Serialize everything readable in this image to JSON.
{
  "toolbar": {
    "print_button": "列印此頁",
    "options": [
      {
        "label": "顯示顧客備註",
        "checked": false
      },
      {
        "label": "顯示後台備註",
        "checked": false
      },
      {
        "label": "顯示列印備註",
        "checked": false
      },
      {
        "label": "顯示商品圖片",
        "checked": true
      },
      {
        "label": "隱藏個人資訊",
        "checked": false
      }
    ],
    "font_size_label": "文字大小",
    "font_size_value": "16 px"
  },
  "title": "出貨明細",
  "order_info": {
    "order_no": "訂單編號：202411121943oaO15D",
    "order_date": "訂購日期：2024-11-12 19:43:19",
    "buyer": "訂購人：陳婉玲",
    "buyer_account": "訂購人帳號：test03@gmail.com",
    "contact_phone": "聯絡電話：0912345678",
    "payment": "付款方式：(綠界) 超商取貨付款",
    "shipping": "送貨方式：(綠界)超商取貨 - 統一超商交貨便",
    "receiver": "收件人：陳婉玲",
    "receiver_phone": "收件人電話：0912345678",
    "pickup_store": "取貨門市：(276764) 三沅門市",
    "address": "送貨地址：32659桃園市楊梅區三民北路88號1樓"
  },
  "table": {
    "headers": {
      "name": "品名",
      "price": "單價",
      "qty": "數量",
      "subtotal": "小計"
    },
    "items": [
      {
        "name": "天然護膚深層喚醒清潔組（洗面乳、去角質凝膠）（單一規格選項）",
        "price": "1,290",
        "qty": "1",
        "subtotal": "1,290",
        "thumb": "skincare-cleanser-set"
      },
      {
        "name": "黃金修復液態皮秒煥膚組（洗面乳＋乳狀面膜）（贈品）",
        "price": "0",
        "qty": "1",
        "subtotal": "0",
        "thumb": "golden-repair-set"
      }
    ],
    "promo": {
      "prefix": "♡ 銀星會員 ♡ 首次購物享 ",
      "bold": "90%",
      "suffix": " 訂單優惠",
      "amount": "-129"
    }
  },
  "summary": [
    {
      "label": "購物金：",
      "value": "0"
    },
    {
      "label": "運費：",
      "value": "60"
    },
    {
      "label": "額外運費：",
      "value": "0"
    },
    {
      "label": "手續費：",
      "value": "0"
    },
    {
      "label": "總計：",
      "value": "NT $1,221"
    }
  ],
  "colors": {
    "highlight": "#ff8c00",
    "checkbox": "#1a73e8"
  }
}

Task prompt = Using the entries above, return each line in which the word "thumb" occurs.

The answer =
        "thumb": "skincare-cleanser-set"
        "thumb": "golden-repair-set"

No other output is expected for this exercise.